Problem requirements:
Return all of the listing word for word; the pictures stay out.
Provided data below:
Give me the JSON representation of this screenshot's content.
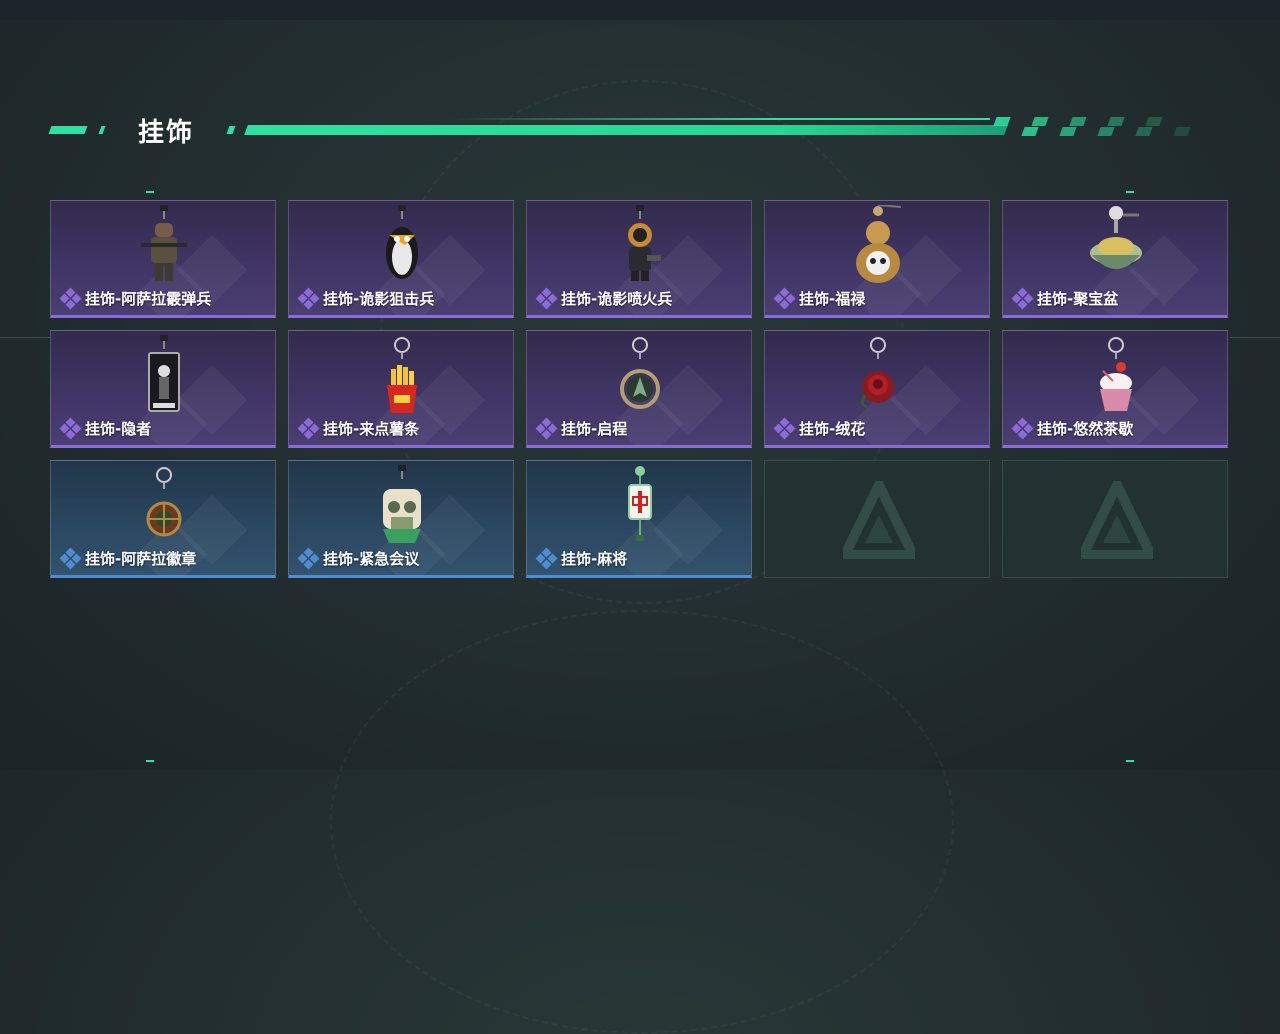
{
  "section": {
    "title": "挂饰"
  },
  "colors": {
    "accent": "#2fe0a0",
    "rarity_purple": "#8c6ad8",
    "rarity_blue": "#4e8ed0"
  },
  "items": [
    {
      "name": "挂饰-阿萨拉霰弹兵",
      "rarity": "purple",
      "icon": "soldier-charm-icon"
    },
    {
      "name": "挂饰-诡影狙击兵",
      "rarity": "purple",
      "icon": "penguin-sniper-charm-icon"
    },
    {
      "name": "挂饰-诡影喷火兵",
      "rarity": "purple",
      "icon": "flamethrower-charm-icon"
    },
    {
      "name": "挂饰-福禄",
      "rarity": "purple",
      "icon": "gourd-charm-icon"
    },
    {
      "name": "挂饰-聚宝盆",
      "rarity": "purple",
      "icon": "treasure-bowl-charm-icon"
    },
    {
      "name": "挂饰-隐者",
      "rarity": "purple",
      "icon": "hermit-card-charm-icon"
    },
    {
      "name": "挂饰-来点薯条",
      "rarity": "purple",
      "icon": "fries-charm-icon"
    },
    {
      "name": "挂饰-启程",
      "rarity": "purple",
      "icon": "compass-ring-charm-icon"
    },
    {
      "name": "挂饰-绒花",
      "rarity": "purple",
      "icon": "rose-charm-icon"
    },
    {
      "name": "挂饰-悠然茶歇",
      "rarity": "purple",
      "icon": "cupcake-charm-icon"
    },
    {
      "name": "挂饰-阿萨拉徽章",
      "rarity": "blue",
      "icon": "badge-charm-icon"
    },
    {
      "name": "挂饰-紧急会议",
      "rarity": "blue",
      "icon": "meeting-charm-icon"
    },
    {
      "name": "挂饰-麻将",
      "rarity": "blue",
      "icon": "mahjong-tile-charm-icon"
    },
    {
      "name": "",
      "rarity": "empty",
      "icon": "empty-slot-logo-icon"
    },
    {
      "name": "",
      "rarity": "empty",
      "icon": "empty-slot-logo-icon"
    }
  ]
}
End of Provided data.
Answer:
Give me the JSON representation of this screenshot's content.
{
  "section": {
    "title": "挂饰"
  },
  "colors": {
    "accent": "#2fe0a0",
    "rarity_purple": "#8c6ad8",
    "rarity_blue": "#4e8ed0"
  },
  "items": [
    {
      "name": "挂饰-阿萨拉霰弹兵",
      "rarity": "purple",
      "icon": "soldier-charm-icon"
    },
    {
      "name": "挂饰-诡影狙击兵",
      "rarity": "purple",
      "icon": "penguin-sniper-charm-icon"
    },
    {
      "name": "挂饰-诡影喷火兵",
      "rarity": "purple",
      "icon": "flamethrower-charm-icon"
    },
    {
      "name": "挂饰-福禄",
      "rarity": "purple",
      "icon": "gourd-charm-icon"
    },
    {
      "name": "挂饰-聚宝盆",
      "rarity": "purple",
      "icon": "treasure-bowl-charm-icon"
    },
    {
      "name": "挂饰-隐者",
      "rarity": "purple",
      "icon": "hermit-card-charm-icon"
    },
    {
      "name": "挂饰-来点薯条",
      "rarity": "purple",
      "icon": "fries-charm-icon"
    },
    {
      "name": "挂饰-启程",
      "rarity": "purple",
      "icon": "compass-ring-charm-icon"
    },
    {
      "name": "挂饰-绒花",
      "rarity": "purple",
      "icon": "rose-charm-icon"
    },
    {
      "name": "挂饰-悠然茶歇",
      "rarity": "purple",
      "icon": "cupcake-charm-icon"
    },
    {
      "name": "挂饰-阿萨拉徽章",
      "rarity": "blue",
      "icon": "badge-charm-icon"
    },
    {
      "name": "挂饰-紧急会议",
      "rarity": "blue",
      "icon": "meeting-charm-icon"
    },
    {
      "name": "挂饰-麻将",
      "rarity": "blue",
      "icon": "mahjong-tile-charm-icon"
    },
    {
      "name": "",
      "rarity": "empty",
      "icon": "empty-slot-logo-icon"
    },
    {
      "name": "",
      "rarity": "empty",
      "icon": "empty-slot-logo-icon"
    }
  ]
}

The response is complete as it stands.